By Kyle Winkfield
When you hear the word “investment” what’s the first thing that comes to mind? For most, the default definition is the stock market, real estate or one type of financial product or another. Whatever the intended purpose of the investment, most people think of investing as a monetary commitment that must be made today in the hopes of an increase in value in the future.
In his book, Quadrant Living, author and renowned estate planner, Lee Brower asserts that the most valuable assets/investments that a person may possess go beyond those that can be purchased. In fact, most tangible wealth, like money in the bank, real estate, business interests and a prodigious stock market portfolio is a byproduct of what he deems the most important assets/investments a person possesses – one’s time, values, and belief system. Brower believes the most valuable investments that you have are the ones you don’t even realize are investments. Below are a few tangible and intangible investments that almost everyone can take advantage of to help create greater financial security and happiness.

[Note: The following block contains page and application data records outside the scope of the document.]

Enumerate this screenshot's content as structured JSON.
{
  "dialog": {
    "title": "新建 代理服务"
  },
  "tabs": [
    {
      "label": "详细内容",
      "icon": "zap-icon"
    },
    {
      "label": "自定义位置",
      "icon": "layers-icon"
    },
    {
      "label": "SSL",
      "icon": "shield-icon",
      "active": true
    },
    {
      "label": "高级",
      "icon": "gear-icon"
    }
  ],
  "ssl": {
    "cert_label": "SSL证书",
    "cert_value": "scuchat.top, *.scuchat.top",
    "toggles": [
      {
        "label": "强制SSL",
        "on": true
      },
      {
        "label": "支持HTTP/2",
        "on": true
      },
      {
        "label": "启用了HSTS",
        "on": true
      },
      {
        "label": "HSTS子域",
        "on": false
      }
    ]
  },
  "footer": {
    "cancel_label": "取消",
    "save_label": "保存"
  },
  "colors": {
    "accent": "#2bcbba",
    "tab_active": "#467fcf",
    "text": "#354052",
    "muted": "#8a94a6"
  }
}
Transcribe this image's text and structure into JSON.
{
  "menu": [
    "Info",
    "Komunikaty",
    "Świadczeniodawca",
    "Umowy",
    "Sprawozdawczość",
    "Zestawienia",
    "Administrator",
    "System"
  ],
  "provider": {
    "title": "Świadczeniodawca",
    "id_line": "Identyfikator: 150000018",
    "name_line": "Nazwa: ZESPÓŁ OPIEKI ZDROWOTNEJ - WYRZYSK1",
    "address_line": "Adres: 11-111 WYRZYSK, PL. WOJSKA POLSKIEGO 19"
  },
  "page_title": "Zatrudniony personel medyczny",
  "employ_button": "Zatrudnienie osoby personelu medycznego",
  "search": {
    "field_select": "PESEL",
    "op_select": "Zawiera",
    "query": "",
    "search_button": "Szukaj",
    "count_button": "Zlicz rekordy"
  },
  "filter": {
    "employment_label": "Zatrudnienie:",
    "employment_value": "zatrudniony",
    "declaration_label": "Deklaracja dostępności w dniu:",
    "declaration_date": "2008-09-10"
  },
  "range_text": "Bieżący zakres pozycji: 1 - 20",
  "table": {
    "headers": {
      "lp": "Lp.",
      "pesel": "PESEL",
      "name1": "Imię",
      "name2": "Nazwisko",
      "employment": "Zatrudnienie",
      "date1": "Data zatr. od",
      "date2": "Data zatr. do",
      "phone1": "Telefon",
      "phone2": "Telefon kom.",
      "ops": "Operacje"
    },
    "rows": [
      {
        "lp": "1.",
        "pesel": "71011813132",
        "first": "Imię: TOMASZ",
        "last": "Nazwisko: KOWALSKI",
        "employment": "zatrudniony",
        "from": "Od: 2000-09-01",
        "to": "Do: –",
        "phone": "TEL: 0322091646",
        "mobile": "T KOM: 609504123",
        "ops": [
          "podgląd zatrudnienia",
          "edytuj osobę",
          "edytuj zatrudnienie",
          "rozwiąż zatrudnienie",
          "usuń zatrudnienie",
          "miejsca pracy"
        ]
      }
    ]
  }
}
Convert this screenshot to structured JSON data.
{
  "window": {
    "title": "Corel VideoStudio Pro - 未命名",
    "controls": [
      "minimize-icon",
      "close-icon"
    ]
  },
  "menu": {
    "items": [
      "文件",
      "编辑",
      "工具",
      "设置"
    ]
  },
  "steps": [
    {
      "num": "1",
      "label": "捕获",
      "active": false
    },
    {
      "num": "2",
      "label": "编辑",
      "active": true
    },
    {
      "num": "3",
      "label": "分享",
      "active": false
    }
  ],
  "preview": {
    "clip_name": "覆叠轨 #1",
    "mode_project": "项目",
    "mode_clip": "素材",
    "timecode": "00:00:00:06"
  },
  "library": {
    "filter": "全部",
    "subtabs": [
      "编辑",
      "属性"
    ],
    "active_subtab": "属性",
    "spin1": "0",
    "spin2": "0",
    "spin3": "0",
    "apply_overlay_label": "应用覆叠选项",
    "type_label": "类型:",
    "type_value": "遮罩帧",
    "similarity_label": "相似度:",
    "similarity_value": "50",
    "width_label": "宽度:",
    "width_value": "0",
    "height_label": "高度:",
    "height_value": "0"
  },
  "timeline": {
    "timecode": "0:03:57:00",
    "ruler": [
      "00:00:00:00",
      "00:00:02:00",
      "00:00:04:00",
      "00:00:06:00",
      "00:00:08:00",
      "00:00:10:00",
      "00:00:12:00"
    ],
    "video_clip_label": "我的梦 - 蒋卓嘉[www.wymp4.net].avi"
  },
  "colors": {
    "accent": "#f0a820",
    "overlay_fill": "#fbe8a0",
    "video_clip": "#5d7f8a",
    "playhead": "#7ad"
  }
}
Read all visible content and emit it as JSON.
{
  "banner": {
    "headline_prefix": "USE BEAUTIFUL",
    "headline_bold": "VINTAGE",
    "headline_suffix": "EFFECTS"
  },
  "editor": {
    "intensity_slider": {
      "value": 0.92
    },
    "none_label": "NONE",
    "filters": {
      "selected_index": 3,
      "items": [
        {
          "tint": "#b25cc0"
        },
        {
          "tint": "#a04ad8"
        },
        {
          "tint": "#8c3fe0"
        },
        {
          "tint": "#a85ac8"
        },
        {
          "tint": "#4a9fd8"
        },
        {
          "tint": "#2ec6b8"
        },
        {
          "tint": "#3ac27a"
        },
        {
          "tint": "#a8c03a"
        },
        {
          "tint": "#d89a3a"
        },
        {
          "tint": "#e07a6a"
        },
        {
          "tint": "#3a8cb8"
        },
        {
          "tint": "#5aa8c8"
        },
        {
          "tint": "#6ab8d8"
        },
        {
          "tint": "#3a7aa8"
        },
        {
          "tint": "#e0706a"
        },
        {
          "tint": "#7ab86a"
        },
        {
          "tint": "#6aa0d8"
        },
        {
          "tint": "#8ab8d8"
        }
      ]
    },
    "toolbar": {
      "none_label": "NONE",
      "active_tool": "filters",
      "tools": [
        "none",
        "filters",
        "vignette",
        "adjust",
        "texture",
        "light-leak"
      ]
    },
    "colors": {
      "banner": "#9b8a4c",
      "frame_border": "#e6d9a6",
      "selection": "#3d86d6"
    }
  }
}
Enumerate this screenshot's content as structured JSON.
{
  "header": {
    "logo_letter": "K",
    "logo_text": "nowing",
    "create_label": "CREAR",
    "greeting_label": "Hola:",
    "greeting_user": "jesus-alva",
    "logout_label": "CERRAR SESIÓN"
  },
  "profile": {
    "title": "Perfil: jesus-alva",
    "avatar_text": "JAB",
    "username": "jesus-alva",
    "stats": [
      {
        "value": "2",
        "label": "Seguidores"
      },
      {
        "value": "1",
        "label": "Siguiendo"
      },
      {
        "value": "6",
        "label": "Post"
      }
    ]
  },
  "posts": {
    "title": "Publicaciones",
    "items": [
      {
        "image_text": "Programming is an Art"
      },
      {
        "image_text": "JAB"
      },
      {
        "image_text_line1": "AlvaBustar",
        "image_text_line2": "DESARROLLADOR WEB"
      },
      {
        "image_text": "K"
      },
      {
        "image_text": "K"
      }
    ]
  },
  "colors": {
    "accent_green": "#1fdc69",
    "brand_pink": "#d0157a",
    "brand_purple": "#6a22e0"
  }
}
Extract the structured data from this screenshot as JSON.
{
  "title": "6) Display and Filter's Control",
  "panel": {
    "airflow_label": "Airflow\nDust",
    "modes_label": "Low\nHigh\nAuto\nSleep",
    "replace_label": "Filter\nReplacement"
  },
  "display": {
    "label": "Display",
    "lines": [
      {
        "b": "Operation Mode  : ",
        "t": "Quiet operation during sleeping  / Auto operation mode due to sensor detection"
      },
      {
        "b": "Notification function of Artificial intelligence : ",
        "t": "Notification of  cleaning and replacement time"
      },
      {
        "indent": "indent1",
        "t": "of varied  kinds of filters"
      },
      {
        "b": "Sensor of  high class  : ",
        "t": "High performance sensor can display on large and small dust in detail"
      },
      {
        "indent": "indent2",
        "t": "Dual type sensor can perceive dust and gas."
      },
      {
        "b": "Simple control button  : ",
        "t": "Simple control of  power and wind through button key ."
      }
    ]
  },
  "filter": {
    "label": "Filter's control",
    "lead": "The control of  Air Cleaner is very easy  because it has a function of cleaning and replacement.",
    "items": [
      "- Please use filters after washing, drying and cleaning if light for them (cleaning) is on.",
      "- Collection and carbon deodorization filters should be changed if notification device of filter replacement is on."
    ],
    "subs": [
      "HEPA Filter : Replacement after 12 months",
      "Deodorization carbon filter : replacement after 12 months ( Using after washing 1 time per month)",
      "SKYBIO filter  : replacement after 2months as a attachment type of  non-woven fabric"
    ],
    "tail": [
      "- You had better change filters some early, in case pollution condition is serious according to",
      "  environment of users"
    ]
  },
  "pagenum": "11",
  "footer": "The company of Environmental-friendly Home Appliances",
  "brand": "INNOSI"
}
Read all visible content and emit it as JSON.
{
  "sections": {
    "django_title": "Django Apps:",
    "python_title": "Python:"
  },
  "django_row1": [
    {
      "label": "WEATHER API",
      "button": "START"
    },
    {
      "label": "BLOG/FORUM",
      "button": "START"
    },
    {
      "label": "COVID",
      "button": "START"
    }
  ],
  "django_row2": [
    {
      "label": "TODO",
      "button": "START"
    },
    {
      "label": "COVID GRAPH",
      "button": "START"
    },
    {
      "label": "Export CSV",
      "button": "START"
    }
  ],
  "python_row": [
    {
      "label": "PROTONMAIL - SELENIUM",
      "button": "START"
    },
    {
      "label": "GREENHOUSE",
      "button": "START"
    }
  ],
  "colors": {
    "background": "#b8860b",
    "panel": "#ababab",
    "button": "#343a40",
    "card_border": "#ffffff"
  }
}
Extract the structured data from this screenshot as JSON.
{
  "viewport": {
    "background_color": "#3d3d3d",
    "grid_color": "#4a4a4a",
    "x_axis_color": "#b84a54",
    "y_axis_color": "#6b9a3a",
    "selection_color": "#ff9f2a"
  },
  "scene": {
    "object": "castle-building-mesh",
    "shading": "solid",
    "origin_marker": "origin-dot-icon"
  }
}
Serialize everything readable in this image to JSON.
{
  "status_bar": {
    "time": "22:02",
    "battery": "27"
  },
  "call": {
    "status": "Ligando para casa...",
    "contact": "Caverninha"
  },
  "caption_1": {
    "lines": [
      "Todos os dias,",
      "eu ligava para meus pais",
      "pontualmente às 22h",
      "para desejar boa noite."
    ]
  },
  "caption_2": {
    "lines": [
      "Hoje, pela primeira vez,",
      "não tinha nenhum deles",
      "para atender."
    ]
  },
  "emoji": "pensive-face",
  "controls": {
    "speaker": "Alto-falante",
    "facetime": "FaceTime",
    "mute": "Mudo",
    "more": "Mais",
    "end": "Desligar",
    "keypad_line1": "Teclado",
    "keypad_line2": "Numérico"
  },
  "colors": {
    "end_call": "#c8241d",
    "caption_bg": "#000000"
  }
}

Time: Many people don’t look at time and see it as an investment or asset. However, ask a person whose spouse is dying, what would be the one thing that they would love to have more of, and they will tell you “time.” While time is an asset on a personal level, it is also a critical component to growing investments and wealth. All in all, the more time one has, the better. When assessing time as an asset of limited quantity, consider its inherent value. Time spent efficiently and effectively ensures the creation of deeper value, both monetarily and otherwise. Consider the impact of time on your life and also how it equates to money and the creation of wealth. The best example? The incredible value of uninterrupted interest compounding over time.
Experience: It might sound like a Hallmark card, but your life experiences are investments. Every good and bad in life presents an opportunity for personal growth – an investment in yourself. Those pivotal change points, ah-ha moments are often hidden opportunities that can easily be overlooked. Your abilities are quite often “hidden” investments. In addition to what you’ve already learned or skills that you’ve acquired through past experiences, consider what future experiences might deepen your personal investment value so to speak. Investing more in yourself, perhaps through strengthening existing skill sets or learning new ones, will always increase your inherent value. This can often translate into more external value (income, experience, opportunity). Your life experiences are investments in yourself and once you recognize that you can better hone those investment for greater benefit.
Hobbies: What would you do if money didn’t matter? The late British philosopher Alan Watts made quite a point – what happens when you settle for paycheck over passion? Think about whatever it is that you may love doing – golf maybe? See if becoming a golf instructor in your spare time is an option. An investment in your hobbies and passions sometimes turns fun into paychecks (example: etsy.com), but always turns into happiness.
Old Whole Life Policies w/ Cash Value: Something a lot of parents did “back in the day” was to buy their children whole life insurance policies with a cash value. Many people have these laying around and some of them accrue generous cash value balances over time. Maybe it’s time to take a look at that old policy that you forgot you had, it could be worth something.
Social Security: For most, social security is an “entitlement” and therefore its investment potential is overlooked. How and when one files (timing strategies) are important details for how much one can glean from the social security pot. For example: If your social security benefit at age 66 pays $2,800/month with life expectancy set at 96yrs, this is just like having an investment worth $1,008,000 spent down over a 30 year period. If you choose to begin receiving benefits at age 62 instead, your benefit is lowered to $1,900/month, an investment worth $775,200, spent down over 34 years (if one lives to age 96). What other investments do you have access to that will be guaranteed to increase in value simply by waiting to access it? Social Security isn’t just a pot you’ve paid into, it’s an investment – manage it wisely!
Come to think of it, the American classic by Russell Conwell titled Acres of Diamonds sums this up well. A man who grew frustrated with his believed-to-be unsuccessful life, sold his farm and went in search of riches in diamonds. Shortly thereafter, the new owner of the man’s farm began to discover rock after rock after rock, each one gleaming with light like he’d never before seen – the farm was rich with diamonds. There are multiple morals to this story, but for our purposes, so often the best “investments” are right underneath our nose. You just have to know where to look. And for any help, you can always seek them from industry experts like Mark Varacchi Sentinel Fund Management.
Read the full story here: http://www.temple.edu/about/history/acres-diamonds.